**THE TASK**
Looking at the records below, please say how many lines contain the word "getting", as a bare number.

(RECORDED INFORMATION begins)

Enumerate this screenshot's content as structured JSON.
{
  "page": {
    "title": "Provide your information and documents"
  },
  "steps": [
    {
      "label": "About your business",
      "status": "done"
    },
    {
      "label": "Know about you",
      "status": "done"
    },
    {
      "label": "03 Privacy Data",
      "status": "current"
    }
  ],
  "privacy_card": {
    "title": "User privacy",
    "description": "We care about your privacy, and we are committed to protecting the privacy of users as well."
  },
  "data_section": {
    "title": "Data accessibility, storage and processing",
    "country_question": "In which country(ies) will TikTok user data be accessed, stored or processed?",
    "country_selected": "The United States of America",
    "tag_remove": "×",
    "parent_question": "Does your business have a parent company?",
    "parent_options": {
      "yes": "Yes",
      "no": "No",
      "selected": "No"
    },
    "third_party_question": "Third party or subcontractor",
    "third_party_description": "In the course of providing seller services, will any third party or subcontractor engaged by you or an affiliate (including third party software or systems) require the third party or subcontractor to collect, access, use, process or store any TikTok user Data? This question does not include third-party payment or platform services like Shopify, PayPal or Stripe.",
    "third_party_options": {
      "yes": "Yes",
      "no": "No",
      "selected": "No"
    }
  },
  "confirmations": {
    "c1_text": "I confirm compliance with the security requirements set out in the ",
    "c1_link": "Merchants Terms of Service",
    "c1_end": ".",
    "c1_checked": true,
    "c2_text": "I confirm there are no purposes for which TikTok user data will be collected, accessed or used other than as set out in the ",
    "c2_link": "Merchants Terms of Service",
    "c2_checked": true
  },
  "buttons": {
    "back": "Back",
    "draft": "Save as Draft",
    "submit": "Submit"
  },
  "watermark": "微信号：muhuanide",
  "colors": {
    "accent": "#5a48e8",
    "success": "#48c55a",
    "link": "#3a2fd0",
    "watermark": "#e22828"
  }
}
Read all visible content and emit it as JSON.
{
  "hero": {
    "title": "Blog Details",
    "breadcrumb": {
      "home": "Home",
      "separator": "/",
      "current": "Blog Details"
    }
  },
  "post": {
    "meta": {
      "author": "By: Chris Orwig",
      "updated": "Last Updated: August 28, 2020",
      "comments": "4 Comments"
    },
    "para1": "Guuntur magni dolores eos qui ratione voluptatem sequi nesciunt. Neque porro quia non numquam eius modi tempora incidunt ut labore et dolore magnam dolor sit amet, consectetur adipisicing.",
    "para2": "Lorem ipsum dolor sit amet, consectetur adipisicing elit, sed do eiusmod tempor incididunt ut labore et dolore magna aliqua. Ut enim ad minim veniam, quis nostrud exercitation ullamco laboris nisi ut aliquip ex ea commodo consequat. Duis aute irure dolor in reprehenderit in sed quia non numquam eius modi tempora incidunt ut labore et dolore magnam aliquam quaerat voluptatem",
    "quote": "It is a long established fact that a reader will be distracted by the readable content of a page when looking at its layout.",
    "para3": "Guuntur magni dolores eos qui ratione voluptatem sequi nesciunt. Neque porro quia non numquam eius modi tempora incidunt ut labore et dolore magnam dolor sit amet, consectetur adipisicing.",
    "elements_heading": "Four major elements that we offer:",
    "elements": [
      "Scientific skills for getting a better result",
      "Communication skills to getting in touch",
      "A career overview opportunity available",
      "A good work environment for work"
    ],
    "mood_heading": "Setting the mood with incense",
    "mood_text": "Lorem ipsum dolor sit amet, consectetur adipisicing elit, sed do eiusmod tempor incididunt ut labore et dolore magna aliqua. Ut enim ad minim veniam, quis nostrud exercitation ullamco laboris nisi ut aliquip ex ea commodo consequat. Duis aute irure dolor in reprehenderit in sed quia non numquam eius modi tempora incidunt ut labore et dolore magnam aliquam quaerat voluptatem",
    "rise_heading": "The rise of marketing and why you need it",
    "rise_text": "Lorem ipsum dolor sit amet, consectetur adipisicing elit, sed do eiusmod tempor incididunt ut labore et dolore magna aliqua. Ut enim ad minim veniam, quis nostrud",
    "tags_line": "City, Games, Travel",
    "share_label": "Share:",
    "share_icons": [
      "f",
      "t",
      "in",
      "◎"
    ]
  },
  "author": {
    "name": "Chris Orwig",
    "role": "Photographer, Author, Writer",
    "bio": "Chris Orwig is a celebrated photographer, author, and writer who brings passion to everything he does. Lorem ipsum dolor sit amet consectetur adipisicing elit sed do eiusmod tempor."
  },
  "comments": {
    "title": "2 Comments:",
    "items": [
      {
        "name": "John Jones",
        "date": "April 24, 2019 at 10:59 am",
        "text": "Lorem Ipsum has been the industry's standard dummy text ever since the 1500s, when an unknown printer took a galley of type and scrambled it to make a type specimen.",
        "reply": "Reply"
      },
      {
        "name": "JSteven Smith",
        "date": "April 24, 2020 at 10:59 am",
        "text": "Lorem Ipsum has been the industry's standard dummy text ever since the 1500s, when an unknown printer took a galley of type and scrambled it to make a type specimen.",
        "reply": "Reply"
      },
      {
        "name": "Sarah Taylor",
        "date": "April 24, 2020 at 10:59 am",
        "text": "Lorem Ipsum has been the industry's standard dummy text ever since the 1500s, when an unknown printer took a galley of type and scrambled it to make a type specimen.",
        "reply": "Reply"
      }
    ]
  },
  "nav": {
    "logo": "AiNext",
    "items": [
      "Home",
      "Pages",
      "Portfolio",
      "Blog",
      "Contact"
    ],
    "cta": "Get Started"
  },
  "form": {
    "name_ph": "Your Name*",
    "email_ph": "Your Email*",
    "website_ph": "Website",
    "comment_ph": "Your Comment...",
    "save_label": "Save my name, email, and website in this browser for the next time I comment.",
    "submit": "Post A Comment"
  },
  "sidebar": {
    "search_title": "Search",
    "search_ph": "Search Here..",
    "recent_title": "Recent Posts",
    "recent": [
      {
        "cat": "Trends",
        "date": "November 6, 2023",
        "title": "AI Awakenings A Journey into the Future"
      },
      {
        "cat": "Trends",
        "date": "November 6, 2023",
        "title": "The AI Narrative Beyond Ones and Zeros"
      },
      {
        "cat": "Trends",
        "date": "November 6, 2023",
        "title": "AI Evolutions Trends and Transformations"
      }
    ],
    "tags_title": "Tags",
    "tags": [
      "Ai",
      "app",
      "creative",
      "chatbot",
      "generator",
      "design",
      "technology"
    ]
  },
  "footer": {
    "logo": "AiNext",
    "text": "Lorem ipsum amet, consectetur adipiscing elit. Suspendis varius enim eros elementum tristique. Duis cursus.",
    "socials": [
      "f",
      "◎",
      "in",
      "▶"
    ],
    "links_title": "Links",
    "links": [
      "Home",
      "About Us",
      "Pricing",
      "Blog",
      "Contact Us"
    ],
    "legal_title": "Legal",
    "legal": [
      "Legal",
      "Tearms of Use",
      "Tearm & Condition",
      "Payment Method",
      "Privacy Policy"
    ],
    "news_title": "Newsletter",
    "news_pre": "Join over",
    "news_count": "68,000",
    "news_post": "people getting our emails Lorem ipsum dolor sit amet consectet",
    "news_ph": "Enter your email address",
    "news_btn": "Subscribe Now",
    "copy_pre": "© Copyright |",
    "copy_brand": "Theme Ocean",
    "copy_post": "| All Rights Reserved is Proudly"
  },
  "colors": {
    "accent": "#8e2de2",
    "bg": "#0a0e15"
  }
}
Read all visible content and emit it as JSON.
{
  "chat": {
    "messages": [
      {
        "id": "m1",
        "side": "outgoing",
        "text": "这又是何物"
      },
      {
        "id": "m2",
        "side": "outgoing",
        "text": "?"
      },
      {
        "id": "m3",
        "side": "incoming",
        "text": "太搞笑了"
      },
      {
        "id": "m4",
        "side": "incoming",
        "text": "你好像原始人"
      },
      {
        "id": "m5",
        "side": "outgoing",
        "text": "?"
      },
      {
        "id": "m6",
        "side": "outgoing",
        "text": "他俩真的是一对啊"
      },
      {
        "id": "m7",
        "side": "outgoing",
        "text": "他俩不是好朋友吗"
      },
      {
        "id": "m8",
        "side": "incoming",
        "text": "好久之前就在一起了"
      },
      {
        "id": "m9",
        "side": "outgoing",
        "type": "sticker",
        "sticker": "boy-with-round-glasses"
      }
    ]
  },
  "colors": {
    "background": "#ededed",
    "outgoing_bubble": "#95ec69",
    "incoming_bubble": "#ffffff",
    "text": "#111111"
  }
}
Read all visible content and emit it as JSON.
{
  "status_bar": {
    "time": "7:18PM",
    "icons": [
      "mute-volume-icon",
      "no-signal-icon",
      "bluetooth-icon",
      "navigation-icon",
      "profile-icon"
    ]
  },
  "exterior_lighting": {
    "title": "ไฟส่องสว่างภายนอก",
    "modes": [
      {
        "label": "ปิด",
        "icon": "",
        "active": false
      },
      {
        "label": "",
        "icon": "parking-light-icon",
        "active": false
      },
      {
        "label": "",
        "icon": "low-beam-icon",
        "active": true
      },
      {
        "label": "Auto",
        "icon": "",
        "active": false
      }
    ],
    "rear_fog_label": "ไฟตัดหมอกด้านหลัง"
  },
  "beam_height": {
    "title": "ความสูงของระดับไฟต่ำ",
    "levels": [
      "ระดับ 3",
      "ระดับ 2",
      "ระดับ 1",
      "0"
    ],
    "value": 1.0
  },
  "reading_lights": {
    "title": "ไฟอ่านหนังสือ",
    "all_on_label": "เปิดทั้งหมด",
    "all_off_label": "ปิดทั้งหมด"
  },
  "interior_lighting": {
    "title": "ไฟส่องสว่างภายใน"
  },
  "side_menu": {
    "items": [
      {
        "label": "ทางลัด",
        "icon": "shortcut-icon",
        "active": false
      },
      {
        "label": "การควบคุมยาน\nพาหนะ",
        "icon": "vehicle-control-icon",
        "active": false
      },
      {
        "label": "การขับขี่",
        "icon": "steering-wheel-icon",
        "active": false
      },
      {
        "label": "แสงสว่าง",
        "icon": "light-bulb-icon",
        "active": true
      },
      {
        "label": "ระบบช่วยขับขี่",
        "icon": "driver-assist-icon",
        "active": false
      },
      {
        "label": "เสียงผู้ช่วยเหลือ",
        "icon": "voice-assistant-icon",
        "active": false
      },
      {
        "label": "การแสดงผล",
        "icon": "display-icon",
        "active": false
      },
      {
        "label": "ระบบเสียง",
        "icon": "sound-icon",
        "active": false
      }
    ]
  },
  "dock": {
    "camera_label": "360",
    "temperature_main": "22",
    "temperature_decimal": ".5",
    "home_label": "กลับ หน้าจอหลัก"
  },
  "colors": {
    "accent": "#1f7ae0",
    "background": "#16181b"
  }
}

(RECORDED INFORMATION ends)

**PROBLEM SOLUTION**
3